Although the different parts, or members, of the body are separate and distinct in shape and size, they are all essential and must be harmoniously united to make the entire body operate in a successful, coordinated manner. Even the parts that seem too small to mention or so delicate they are covered with two or more pieces of clothing, all are important as expressed in an untitled poem by Alice Bennett:
I have no voice for singing, I cannot make a speech,
I have no gift for music, I know I cannot teach.
I am no good at leading, I cannot ‘organize,’
And anything I write would never win a prize.
But at roll call at meetings, I always answer ‘here.’
When others are performing, I lend a listening ear.
After the program is over, I praise its every part,
My words are not to flatter; I mean it from the heart.
It seems my only talent is neither big nor rare,
Just to listen and encourage and to fill a vacant chair.
But all the gifted people could not so brightly shine,
Were it not for those who use a talent such as mine.
As in this poem, whatever part a person plays in the Christian life is important. Likewise, when we surrender to Jesus Christ and are gifted by His Spirit, all previous differences and all humanly constructed barriers between the new convert and others disappear because “we recognize no one according to the flesh” (2 Corinthians 5:16). Furthermore, in the sight of God there’s no race, gender, nationality or social class. None of those things count! For in Christ, we are all one and are on the same level at the foot of the cross. What really matters to God is a contrite heart, a humble spirit and a willingness to let Jesus lead all the time in all things.

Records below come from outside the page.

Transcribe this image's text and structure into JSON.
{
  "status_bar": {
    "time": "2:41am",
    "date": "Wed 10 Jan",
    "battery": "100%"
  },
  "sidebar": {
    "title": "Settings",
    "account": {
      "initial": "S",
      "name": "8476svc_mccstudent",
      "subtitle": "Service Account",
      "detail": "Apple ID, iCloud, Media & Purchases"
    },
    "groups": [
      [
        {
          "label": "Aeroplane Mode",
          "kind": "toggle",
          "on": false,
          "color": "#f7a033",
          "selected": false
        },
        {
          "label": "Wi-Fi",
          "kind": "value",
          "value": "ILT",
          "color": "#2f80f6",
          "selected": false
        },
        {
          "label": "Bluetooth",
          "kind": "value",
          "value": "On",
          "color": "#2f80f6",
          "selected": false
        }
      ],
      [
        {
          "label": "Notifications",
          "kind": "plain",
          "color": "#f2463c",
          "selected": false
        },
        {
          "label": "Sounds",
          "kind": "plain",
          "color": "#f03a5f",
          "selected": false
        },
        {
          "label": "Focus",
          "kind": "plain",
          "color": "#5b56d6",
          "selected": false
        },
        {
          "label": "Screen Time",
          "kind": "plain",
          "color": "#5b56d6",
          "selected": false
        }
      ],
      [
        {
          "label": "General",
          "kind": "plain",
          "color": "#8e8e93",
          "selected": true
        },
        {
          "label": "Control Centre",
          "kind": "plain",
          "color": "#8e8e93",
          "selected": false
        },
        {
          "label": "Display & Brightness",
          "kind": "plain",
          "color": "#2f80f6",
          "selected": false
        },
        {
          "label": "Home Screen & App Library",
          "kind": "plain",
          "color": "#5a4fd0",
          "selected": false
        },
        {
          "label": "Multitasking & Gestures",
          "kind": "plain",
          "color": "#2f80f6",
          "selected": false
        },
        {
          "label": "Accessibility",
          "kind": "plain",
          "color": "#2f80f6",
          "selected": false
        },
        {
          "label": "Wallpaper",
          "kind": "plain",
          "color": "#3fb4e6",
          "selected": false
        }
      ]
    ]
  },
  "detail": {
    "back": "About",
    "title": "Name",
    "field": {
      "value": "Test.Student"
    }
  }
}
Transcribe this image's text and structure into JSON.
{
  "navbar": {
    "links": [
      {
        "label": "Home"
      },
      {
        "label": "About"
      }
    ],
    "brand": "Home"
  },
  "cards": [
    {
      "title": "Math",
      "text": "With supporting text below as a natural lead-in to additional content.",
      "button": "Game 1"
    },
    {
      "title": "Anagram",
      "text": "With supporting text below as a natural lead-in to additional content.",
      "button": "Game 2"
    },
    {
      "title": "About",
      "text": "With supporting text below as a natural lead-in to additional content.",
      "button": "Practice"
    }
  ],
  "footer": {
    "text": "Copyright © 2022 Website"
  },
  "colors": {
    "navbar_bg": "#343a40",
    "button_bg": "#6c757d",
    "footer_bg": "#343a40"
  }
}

We agree that as the body is composed of various parts, so is the church of many members with a variety of functions to perform. Just as each member is gifted for one purpose – the edification of the church, so they are to be united for one person – Jesus Christ, the giver of eternal life which His people have in common with Him (John 11:25); the source of authority, issuing the commands which govern our activity and service (Luke 9:1-2); the center of harmony, peace and hope around whom those who accept Him revolve as the planets around the sun (John 14:27).
A well-known conductor was holding a rehearsal one night with a vast array of musicians and a hundred-voice choir. While the mighty chorus sang out there was the loud peal of organ, blare of horns, and clashing of cymbals. Far back in the orchestra the piccolo player thought, “In all this noise it doesn’t matter what I do.” So he stopped playing. Suddenly the conductor flung up his hands and stopped the music to find out why the piccolo’s shrill note could not be heard as it was written in the musical score.
Just as many notes (some shrill or bombastic and ear shattering) are needed to make a tune, and many colors are needed to make a painting, so every gift, great or small, is essential for unity in the body of Christ. We have the variety, the authority and the new beginning, but we need each other to answer the prayer request of Jesus for unity – so let’s unite this New Year, for Christ’s sake!